-- Source information follows --

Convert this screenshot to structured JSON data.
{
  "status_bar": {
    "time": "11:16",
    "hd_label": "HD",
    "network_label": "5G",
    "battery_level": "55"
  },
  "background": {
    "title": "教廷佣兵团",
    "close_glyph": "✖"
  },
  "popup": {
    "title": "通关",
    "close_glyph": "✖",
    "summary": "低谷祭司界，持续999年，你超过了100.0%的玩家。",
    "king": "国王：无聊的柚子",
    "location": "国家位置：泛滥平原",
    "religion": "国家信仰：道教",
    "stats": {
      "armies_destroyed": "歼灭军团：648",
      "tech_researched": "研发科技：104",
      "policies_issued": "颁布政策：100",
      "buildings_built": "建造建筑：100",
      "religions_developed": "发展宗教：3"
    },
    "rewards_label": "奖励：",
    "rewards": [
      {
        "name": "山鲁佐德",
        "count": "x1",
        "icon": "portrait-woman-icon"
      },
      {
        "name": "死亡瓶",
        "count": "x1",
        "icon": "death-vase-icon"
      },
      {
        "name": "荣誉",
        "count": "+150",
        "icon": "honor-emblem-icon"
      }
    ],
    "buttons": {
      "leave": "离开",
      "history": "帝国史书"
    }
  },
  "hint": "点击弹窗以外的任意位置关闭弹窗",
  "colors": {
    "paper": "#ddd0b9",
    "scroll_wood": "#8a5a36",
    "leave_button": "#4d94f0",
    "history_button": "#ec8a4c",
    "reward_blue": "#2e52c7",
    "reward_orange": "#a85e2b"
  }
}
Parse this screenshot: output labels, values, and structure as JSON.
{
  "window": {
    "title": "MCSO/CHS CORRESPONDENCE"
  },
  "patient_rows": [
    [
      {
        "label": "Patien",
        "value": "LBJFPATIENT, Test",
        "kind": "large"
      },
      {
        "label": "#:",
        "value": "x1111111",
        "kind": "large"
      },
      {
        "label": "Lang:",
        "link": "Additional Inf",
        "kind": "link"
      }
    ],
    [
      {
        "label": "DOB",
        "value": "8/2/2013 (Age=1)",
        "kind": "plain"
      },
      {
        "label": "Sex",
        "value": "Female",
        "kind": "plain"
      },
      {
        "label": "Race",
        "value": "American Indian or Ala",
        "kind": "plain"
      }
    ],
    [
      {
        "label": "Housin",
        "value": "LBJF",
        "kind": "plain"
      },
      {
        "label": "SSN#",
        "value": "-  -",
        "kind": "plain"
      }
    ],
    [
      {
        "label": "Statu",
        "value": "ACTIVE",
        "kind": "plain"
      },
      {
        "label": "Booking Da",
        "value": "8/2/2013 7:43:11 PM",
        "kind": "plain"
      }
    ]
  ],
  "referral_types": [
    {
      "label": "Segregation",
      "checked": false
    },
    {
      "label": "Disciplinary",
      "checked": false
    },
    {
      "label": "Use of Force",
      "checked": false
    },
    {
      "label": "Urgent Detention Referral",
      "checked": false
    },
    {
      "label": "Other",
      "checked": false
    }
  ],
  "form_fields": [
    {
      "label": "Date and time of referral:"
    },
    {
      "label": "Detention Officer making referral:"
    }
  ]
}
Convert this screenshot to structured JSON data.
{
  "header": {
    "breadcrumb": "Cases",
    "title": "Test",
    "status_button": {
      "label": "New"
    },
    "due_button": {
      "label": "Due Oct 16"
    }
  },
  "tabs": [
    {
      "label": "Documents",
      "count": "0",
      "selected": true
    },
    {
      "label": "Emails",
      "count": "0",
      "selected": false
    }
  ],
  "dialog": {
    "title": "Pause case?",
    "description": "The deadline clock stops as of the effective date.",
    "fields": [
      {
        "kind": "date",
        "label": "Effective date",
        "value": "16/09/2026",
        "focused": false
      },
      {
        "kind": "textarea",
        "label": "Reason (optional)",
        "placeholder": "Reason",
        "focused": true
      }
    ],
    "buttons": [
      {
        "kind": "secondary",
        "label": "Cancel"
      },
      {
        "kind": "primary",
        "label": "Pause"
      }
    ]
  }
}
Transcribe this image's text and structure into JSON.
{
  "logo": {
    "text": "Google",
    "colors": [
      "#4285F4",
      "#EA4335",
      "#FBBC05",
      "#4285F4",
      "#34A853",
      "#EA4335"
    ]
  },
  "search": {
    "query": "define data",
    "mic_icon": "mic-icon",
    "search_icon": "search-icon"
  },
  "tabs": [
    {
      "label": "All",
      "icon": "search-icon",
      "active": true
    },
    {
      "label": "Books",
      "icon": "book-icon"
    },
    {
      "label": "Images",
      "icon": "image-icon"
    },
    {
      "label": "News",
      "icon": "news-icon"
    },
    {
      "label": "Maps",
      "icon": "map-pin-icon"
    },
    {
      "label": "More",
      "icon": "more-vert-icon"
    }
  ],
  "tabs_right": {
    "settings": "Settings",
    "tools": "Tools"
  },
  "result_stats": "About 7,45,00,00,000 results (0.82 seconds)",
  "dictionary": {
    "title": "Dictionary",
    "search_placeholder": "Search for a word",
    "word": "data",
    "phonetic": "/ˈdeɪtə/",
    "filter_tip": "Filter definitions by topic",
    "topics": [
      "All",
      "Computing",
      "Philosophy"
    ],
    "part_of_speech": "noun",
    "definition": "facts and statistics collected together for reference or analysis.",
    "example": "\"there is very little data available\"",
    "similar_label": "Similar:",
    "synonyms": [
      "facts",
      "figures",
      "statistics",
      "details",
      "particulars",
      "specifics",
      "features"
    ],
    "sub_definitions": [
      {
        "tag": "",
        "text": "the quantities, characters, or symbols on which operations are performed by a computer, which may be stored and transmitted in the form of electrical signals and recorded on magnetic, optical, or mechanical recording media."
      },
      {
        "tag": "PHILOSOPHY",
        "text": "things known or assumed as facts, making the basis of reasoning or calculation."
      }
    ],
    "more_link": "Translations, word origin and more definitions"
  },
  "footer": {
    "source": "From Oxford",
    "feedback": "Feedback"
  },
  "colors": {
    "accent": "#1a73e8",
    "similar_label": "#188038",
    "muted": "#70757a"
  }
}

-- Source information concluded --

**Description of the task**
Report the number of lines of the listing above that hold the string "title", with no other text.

**Answer below**
6